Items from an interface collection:

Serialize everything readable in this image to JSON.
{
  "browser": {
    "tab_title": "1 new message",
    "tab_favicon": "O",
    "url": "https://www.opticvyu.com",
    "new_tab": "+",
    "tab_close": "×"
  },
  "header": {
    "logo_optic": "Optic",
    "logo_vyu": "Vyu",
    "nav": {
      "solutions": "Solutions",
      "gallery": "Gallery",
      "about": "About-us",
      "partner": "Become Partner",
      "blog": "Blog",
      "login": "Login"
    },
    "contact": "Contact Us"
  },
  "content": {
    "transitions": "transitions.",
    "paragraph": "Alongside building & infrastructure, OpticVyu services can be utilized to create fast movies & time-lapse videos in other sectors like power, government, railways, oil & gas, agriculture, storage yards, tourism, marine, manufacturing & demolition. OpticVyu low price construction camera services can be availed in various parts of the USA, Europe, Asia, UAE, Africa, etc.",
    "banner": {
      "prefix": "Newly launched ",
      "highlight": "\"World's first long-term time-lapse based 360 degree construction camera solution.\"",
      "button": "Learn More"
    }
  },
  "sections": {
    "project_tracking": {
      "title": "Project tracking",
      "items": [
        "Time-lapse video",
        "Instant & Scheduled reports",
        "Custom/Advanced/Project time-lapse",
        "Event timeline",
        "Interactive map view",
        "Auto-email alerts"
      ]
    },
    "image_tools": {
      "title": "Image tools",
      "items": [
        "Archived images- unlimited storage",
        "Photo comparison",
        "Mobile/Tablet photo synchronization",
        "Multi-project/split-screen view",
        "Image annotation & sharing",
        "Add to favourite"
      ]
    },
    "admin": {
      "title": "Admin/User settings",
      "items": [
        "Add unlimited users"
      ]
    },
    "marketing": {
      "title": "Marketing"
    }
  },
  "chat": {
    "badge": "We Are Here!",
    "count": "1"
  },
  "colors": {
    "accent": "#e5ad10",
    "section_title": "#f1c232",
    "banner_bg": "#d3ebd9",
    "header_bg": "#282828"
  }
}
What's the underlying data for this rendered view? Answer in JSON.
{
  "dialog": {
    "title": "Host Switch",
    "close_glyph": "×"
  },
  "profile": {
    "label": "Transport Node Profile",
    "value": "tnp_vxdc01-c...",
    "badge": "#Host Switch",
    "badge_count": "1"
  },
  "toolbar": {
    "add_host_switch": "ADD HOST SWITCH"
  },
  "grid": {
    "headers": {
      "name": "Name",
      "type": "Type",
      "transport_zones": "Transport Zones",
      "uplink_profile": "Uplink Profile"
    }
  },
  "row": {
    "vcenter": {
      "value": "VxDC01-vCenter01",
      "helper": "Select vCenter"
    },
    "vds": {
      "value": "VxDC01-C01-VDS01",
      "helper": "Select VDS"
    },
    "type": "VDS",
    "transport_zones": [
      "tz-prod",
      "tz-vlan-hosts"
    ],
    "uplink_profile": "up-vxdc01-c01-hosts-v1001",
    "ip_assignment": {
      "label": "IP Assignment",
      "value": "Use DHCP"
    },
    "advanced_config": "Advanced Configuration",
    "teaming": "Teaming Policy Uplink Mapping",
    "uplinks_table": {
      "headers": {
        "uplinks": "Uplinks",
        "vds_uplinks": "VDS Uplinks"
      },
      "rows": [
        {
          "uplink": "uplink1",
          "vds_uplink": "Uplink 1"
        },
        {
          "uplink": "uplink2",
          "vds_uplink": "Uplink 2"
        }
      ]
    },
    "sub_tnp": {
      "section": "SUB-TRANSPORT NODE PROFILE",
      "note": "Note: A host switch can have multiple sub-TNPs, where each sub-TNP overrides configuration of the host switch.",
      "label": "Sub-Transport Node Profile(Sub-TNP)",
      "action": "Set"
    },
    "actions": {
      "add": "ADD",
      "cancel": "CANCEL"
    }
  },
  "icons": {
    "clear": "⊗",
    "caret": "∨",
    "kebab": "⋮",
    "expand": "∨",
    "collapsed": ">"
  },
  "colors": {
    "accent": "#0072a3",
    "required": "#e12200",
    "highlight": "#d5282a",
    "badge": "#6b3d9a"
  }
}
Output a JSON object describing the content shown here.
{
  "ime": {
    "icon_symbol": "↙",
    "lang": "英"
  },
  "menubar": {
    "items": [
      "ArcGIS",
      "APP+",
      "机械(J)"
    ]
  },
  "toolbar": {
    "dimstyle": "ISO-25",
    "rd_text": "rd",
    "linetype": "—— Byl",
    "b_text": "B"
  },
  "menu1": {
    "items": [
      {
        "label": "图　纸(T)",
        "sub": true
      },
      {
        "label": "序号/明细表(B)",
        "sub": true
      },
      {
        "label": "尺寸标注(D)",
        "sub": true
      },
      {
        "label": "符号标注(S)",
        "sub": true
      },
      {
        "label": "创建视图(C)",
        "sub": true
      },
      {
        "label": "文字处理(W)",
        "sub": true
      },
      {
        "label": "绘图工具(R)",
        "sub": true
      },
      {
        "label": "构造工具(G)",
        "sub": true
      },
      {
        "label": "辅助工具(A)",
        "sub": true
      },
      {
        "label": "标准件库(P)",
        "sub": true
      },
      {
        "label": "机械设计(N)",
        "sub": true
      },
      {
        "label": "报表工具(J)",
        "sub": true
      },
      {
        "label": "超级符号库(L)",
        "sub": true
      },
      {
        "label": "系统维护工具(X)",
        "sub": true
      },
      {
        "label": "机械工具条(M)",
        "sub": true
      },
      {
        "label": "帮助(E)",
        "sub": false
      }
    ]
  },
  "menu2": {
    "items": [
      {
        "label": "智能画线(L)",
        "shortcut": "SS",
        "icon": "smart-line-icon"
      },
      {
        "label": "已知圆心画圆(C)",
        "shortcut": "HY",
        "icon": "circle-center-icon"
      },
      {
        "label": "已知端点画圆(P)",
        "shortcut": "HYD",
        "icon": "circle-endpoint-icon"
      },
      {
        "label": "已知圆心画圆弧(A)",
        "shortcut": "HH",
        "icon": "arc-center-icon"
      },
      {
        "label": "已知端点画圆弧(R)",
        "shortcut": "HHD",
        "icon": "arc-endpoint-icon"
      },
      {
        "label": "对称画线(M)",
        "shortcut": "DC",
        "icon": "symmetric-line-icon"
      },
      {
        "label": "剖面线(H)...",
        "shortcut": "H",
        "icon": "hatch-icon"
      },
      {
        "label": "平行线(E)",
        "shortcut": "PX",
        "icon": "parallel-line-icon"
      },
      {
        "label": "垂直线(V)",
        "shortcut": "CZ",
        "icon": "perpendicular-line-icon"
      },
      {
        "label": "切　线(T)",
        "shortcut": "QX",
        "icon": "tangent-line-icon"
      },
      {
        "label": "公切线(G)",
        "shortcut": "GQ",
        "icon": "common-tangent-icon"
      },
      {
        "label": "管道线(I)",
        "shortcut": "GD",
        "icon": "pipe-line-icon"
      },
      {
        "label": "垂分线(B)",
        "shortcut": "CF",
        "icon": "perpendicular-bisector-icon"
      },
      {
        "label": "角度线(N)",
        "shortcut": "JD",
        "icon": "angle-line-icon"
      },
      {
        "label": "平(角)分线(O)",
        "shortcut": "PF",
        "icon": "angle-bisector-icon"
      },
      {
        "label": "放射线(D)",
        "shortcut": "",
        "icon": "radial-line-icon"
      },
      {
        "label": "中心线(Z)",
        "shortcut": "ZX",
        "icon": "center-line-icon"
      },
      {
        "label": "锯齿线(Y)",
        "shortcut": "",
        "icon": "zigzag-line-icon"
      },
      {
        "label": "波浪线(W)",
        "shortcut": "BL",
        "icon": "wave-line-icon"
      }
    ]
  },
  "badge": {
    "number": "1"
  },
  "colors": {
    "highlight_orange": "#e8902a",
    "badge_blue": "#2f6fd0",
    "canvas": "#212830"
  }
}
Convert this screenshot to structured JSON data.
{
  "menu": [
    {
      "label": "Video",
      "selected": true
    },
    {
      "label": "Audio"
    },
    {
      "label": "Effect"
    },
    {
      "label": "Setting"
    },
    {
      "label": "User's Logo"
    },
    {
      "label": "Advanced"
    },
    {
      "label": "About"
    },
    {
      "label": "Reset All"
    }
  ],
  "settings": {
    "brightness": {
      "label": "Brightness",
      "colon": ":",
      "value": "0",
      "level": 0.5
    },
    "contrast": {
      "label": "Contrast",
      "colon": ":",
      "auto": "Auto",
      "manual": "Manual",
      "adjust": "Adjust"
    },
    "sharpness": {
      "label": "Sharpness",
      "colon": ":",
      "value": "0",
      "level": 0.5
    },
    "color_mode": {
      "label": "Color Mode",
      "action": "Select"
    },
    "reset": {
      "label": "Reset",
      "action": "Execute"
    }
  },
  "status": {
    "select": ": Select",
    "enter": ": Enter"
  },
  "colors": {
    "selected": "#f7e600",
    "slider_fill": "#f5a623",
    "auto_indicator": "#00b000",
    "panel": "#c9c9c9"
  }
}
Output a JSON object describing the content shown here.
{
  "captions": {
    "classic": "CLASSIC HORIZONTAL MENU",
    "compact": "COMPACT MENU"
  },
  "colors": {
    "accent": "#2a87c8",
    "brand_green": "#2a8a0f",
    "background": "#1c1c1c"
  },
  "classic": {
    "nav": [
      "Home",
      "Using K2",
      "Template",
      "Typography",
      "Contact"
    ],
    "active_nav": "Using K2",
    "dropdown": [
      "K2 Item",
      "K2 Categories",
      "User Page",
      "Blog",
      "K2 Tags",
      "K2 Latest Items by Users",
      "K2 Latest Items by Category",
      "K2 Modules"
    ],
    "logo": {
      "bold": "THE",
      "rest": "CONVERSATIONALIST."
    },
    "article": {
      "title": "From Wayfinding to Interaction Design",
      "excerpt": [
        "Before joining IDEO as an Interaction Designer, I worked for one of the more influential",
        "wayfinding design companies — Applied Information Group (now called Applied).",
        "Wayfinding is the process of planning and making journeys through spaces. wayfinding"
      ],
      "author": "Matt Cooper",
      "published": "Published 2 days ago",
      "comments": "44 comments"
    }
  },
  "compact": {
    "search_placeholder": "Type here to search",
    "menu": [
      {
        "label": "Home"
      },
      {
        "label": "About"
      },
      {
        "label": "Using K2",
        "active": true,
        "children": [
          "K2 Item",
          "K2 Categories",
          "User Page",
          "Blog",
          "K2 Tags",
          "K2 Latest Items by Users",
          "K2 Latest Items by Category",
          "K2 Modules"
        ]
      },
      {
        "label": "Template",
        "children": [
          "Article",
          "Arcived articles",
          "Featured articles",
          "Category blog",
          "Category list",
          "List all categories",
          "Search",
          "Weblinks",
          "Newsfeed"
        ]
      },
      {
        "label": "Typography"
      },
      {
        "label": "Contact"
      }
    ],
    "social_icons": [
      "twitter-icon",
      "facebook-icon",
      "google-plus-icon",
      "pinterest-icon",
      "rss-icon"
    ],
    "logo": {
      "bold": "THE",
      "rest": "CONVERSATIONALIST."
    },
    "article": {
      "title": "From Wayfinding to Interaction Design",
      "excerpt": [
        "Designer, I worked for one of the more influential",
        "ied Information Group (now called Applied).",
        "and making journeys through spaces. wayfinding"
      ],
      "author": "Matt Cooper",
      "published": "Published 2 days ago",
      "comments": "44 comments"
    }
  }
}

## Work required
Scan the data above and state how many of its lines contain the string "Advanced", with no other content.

## Your solution
3